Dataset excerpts
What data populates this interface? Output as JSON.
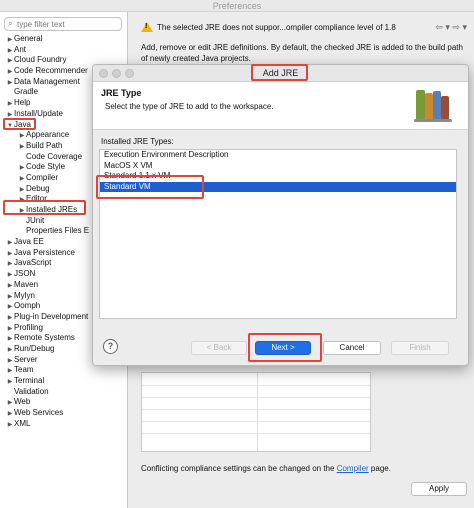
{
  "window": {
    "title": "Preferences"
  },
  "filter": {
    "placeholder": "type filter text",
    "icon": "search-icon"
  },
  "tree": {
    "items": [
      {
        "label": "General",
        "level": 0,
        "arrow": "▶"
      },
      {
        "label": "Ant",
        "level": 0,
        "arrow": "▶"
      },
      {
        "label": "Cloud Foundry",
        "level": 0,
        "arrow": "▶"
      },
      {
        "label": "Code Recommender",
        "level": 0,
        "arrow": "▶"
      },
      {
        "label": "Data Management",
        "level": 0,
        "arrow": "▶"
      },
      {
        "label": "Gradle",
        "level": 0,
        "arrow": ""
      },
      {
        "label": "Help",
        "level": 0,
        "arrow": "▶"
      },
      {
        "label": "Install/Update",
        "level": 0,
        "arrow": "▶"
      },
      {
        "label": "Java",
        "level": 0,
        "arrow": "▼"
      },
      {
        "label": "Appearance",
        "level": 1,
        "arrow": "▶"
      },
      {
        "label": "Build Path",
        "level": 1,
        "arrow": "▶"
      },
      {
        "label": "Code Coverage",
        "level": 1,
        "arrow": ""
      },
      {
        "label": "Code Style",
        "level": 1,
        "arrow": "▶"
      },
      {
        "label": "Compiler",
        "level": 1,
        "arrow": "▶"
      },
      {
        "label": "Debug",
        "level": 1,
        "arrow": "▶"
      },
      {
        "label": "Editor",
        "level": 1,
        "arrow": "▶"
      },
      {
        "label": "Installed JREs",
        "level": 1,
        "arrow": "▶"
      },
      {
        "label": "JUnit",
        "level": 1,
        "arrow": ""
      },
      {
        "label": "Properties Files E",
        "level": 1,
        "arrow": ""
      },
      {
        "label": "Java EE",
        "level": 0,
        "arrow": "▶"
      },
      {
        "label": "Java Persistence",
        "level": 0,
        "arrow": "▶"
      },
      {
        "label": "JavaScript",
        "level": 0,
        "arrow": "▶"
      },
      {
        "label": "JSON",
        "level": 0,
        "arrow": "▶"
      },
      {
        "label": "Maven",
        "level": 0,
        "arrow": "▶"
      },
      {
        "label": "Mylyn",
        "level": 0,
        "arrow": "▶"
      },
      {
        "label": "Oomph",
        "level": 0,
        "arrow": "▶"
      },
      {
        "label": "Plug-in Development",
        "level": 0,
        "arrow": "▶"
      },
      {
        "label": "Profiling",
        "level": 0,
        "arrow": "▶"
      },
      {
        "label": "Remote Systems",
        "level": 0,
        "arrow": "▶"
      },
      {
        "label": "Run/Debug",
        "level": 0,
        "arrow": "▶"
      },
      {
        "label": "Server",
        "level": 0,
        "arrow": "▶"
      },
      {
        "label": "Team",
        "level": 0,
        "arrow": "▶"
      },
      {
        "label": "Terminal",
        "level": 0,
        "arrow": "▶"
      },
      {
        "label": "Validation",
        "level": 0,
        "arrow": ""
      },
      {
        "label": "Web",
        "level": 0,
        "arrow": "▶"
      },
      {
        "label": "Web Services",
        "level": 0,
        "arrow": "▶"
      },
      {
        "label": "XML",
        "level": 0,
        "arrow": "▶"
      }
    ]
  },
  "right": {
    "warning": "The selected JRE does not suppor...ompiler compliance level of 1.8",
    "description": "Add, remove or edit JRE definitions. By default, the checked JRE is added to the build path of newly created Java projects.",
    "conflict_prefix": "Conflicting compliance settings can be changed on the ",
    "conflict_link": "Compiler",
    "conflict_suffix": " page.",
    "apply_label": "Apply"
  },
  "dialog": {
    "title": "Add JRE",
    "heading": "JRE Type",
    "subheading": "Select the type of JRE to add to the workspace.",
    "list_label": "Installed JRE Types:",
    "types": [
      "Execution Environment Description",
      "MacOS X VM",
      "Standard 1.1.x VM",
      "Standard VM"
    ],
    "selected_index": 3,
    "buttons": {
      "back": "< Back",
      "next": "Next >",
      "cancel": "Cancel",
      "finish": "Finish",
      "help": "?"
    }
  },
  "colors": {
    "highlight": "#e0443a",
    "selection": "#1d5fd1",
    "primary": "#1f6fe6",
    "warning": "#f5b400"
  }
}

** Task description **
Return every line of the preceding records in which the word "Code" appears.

** Finished exercise **
        "label": "Code Recommender",
        "label": "Code Coverage",
        "label": "Code Style",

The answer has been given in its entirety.